> _TASK INSTRUCTIONS_:
In the records below, find each line containing the word "from" and copy it.

[Stored entries]
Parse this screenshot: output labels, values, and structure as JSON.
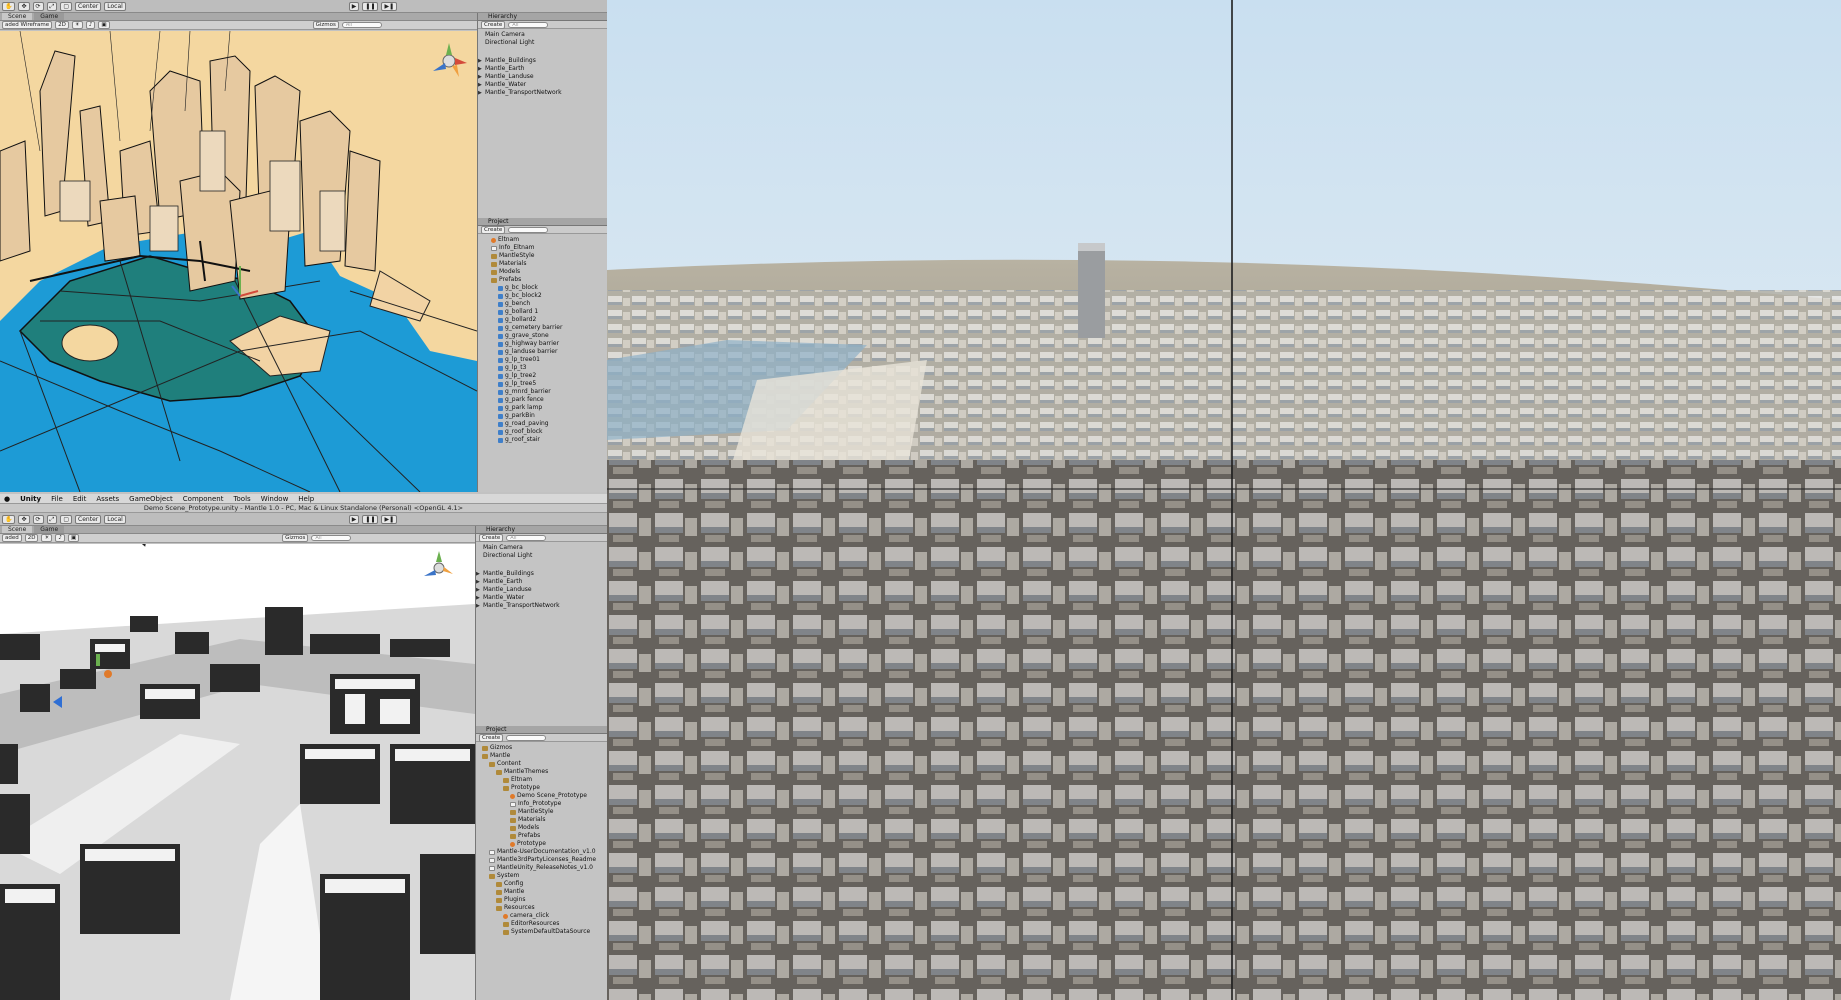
{
  "top_editor": {
    "toolbar": {
      "pivot_label": "Center",
      "space_label": "Local"
    },
    "tabs": [
      "Scene",
      "Game"
    ],
    "scene_bar": {
      "shading_mode": "aded Wireframe",
      "mode_2d": "2D",
      "gizmos_label": "Gizmos",
      "search_placeholder": "All"
    },
    "hierarchy": {
      "title": "Hierarchy",
      "create_label": "Create",
      "search_placeholder": "All",
      "items": [
        {
          "label": "Main Camera",
          "expandable": false
        },
        {
          "label": "Directional Light",
          "expandable": false
        },
        {
          "label": "Mantle_Buildings",
          "expandable": true
        },
        {
          "label": "Mantle_Earth",
          "expandable": true
        },
        {
          "label": "Mantle_Landuse",
          "expandable": true
        },
        {
          "label": "Mantle_Water",
          "expandable": true
        },
        {
          "label": "Mantle_TransportNetwork",
          "expandable": true
        }
      ]
    },
    "project": {
      "title": "Project",
      "create_label": "Create",
      "items": [
        {
          "label": "Eltnam",
          "type": "scene",
          "indent": 1
        },
        {
          "label": "Info_Eltnam",
          "type": "file",
          "indent": 1
        },
        {
          "label": "MantleStyle",
          "type": "folder",
          "indent": 1
        },
        {
          "label": "Materials",
          "type": "folder",
          "indent": 1
        },
        {
          "label": "Models",
          "type": "folder",
          "indent": 1
        },
        {
          "label": "Prefabs",
          "type": "folder",
          "indent": 1
        },
        {
          "label": "g_bc_block",
          "type": "prefab",
          "indent": 2
        },
        {
          "label": "g_bc_block2",
          "type": "prefab",
          "indent": 2
        },
        {
          "label": "g_bench",
          "type": "prefab",
          "indent": 2
        },
        {
          "label": "g_bollard 1",
          "type": "prefab",
          "indent": 2
        },
        {
          "label": "g_bollard2",
          "type": "prefab",
          "indent": 2
        },
        {
          "label": "g_cemetery barrier",
          "type": "prefab",
          "indent": 2
        },
        {
          "label": "g_grave_stone",
          "type": "prefab",
          "indent": 2
        },
        {
          "label": "g_highway barrier",
          "type": "prefab",
          "indent": 2
        },
        {
          "label": "g_landuse barrier",
          "type": "prefab",
          "indent": 2
        },
        {
          "label": "g_lp_tree01",
          "type": "prefab",
          "indent": 2
        },
        {
          "label": "g_lp_t3",
          "type": "prefab",
          "indent": 2
        },
        {
          "label": "g_lp_tree2",
          "type": "prefab",
          "indent": 2
        },
        {
          "label": "g_lp_tree5",
          "type": "prefab",
          "indent": 2
        },
        {
          "label": "g_mnrd_barrier",
          "type": "prefab",
          "indent": 2
        },
        {
          "label": "g_park fence",
          "type": "prefab",
          "indent": 2
        },
        {
          "label": "g_park lamp",
          "type": "prefab",
          "indent": 2
        },
        {
          "label": "g_parkBin",
          "type": "prefab",
          "indent": 2
        },
        {
          "label": "g_road_paving",
          "type": "prefab",
          "indent": 2
        },
        {
          "label": "g_roof_block",
          "type": "prefab",
          "indent": 2
        },
        {
          "label": "g_roof_stair",
          "type": "prefab",
          "indent": 2
        }
      ]
    }
  },
  "bottom_editor": {
    "menubar": [
      "Unity",
      "File",
      "Edit",
      "Assets",
      "GameObject",
      "Component",
      "Tools",
      "Window",
      "Help"
    ],
    "window_title": "Demo Scene_Prototype.unity - Mantle 1.0 - PC, Mac & Linux Standalone (Personal) <OpenGL 4.1>",
    "toolbar": {
      "pivot_label": "Center",
      "space_label": "Local"
    },
    "tabs": [
      "Scene",
      "Game"
    ],
    "scene_bar": {
      "shading_mode": "aded",
      "mode_2d": "2D",
      "gizmos_label": "Gizmos",
      "search_placeholder": "All"
    },
    "hierarchy": {
      "title": "Hierarchy",
      "create_label": "Create",
      "search_placeholder": "All",
      "items": [
        {
          "label": "Main Camera",
          "expandable": false
        },
        {
          "label": "Directional Light",
          "expandable": false
        },
        {
          "label": "Mantle_Buildings",
          "expandable": true
        },
        {
          "label": "Mantle_Earth",
          "expandable": true
        },
        {
          "label": "Mantle_Landuse",
          "expandable": true
        },
        {
          "label": "Mantle_Water",
          "expandable": true
        },
        {
          "label": "Mantle_TransportNetwork",
          "expandable": true
        }
      ]
    },
    "project": {
      "title": "Project",
      "create_label": "Create",
      "items": [
        {
          "label": "Gizmos",
          "type": "folder",
          "indent": 0
        },
        {
          "label": "Mantle",
          "type": "folder",
          "indent": 0
        },
        {
          "label": "Content",
          "type": "folder",
          "indent": 1
        },
        {
          "label": "MantleThemes",
          "type": "folder",
          "indent": 2
        },
        {
          "label": "Eltnam",
          "type": "folder",
          "indent": 3
        },
        {
          "label": "Prototype",
          "type": "folder",
          "indent": 3
        },
        {
          "label": "Demo Scene_Prototype",
          "type": "scene",
          "indent": 4
        },
        {
          "label": "Info_Prototype",
          "type": "file",
          "indent": 4
        },
        {
          "label": "MantleStyle",
          "type": "folder",
          "indent": 4
        },
        {
          "label": "Materials",
          "type": "folder",
          "indent": 4
        },
        {
          "label": "Models",
          "type": "folder",
          "indent": 4
        },
        {
          "label": "Prefabs",
          "type": "folder",
          "indent": 4
        },
        {
          "label": "Prototype",
          "type": "scene",
          "indent": 4
        },
        {
          "label": "Mantle-UserDocumentation_v1.0",
          "type": "file",
          "indent": 1
        },
        {
          "label": "Mantle3rdPartyLicenses_Readme",
          "type": "file",
          "indent": 1
        },
        {
          "label": "MantleUnity_ReleaseNotes_v1.0",
          "type": "file",
          "indent": 1
        },
        {
          "label": "System",
          "type": "folder",
          "indent": 1
        },
        {
          "label": "Config",
          "type": "folder",
          "indent": 2
        },
        {
          "label": "Mantle",
          "type": "folder",
          "indent": 2
        },
        {
          "label": "Plugins",
          "type": "folder",
          "indent": 2
        },
        {
          "label": "Resources",
          "type": "folder",
          "indent": 2
        },
        {
          "label": "camera_click",
          "type": "scene",
          "indent": 3
        },
        {
          "label": "EditorResources",
          "type": "folder",
          "indent": 3
        },
        {
          "label": "SystemDefaultDataSource",
          "type": "folder",
          "indent": 3
        }
      ]
    }
  },
  "colors": {
    "editor_bg": "#c2c2c2",
    "selection": "#8aa7c9",
    "water": "#1d9bd6",
    "park": "#1f7f7c",
    "sand": "#f4d7a0",
    "sky": "#cfe3f1"
  }
}
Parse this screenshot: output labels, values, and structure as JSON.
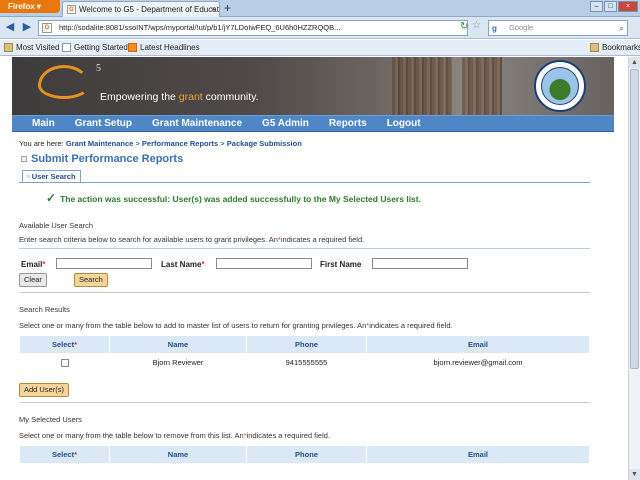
{
  "browser": {
    "app_button": "Firefox",
    "tab_title": "Welcome to G5 - Department of Educati...",
    "url": "http://sodalite:8081/ssoINT/wps/myportal/!ut/p/b1/jY7LDoIwFEQ_6U6h0HZZRQQB...",
    "search_placeholder": "Google",
    "bookmarks": [
      "Most Visited",
      "Getting Started",
      "Latest Headlines"
    ],
    "bookmarks_right": "Bookmarks"
  },
  "banner": {
    "logo_letter": "5",
    "tagline_pre": "Empowering the ",
    "tagline_hl": "grant",
    "tagline_post": " community."
  },
  "menu": [
    "Main",
    "Grant Setup",
    "Grant Maintenance",
    "G5 Admin",
    "Reports",
    "Logout"
  ],
  "breadcrumb": {
    "prefix": "You are here: ",
    "items": [
      "Grant Maintenance",
      "Performance Reports",
      "Package Submission"
    ],
    "sep": " > "
  },
  "page_title": "Submit Performance Reports",
  "subtab": "User Search",
  "success_msg": "The action was successful: User(s) was added successfully to the My Selected Users list.",
  "available": {
    "label": "Available User Search",
    "instr_pre": "Enter search criteria below to search for available users to grant privileges.  An",
    "instr_post": "indicates a required field.",
    "email_label": "Email",
    "last_label": "Last Name",
    "first_label": "First Name",
    "email_value": "",
    "last_value": "",
    "first_value": "",
    "clear_btn": "Clear",
    "search_btn": "Search"
  },
  "results": {
    "label": "Search Results",
    "instr_pre": "Select one or many from the table below to add to master list of users to return for granting privileges.  An",
    "instr_post": "indicates a required field.",
    "columns": [
      "Select",
      "Name",
      "Phone",
      "Email"
    ],
    "rows": [
      {
        "name": "Bjorn Reviewer",
        "phone": "9415555555",
        "email": "bjorn.reviewer@gmail.com"
      }
    ],
    "add_btn": "Add User(s)"
  },
  "selected": {
    "label": "My Selected Users",
    "instr_pre": "Select one or many from the table below to remove from this list.  An",
    "instr_post": "indicates a required field.",
    "columns": [
      "Select",
      "Name",
      "Phone",
      "Email"
    ]
  },
  "colors": {
    "menu_bg": "#4f86c6",
    "accent_orange": "#f0a23a",
    "success_green": "#2b7d2b",
    "required_red": "#d33"
  }
}
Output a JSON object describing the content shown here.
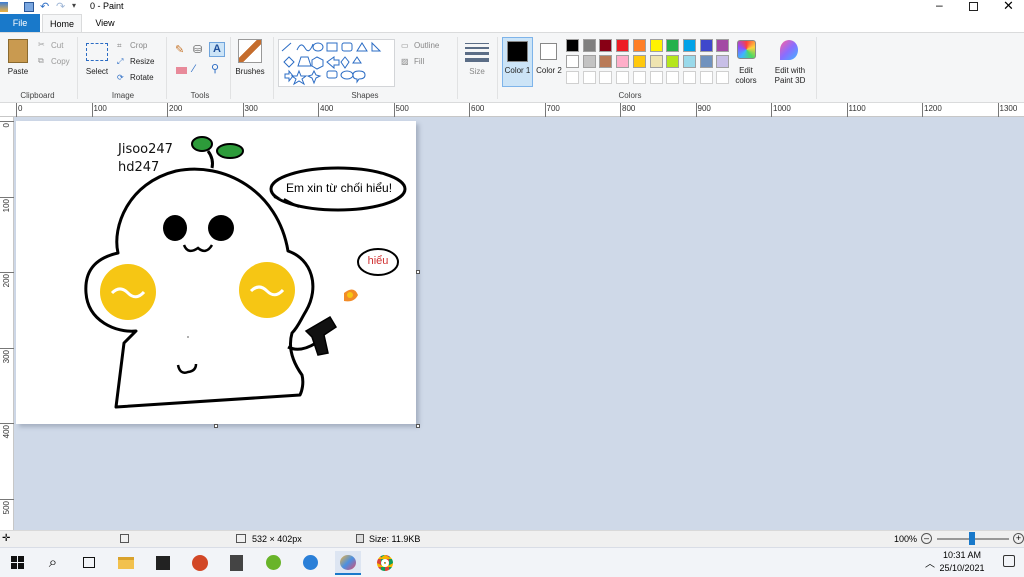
{
  "window": {
    "title": "0 - Paint"
  },
  "tabs": [
    {
      "label": "File"
    },
    {
      "label": "Home"
    },
    {
      "label": "View"
    }
  ],
  "ribbon": {
    "clipboard": {
      "group": "Clipboard",
      "paste": "Paste",
      "cut": "Cut",
      "copy": "Copy"
    },
    "image": {
      "group": "Image",
      "select": "Select",
      "crop": "Crop",
      "resize": "Resize",
      "rotate": "Rotate"
    },
    "tools": {
      "group": "Tools"
    },
    "brushes": {
      "label": "Brushes"
    },
    "shapes": {
      "group": "Shapes",
      "outline": "Outline",
      "fill": "Fill"
    },
    "size": {
      "label": "Size"
    },
    "colors": {
      "group": "Colors",
      "color1": "Color 1",
      "color2": "Color 2",
      "edit_colors": "Edit colors",
      "edit_3d": "Edit with Paint 3D",
      "color1_value": "#000000",
      "color2_value": "#ffffff",
      "palette": [
        "#000000",
        "#7f7f7f",
        "#880015",
        "#ed1c24",
        "#ff7f27",
        "#fff200",
        "#22b14c",
        "#00a2e8",
        "#3f48cc",
        "#a349a4",
        "#ffffff",
        "#c3c3c3",
        "#b97a57",
        "#ffaec9",
        "#ffc90e",
        "#efe4b0",
        "#b5e61d",
        "#99d9ea",
        "#7092be",
        "#c8bfe7"
      ]
    }
  },
  "ruler": {
    "h_ticks": [
      "0",
      "100",
      "200",
      "300",
      "400",
      "500",
      "600",
      "700",
      "800",
      "900",
      "1000",
      "1100",
      "1200",
      "1300"
    ],
    "v_ticks": [
      "0",
      "100",
      "200",
      "300",
      "400",
      "500"
    ]
  },
  "drawing": {
    "text_line1": "Jisoo247",
    "text_line2": "hd247",
    "bubble_text": "Em xin từ chối hiểu!",
    "small_bubble_text": "hiểu"
  },
  "status": {
    "dimensions": "532 × 402px",
    "size": "Size: 11.9KB",
    "zoom": "100%"
  },
  "taskbar": {
    "time": "10:31 AM",
    "date": "25/10/2021"
  }
}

> _ANSWER BELOW_:
    "instr_pre": "Select one or many from the table below to add to master list of users to return for granting privileges.  An",
    "instr_pre": "Select one or many from the table below to remove from this list.  An",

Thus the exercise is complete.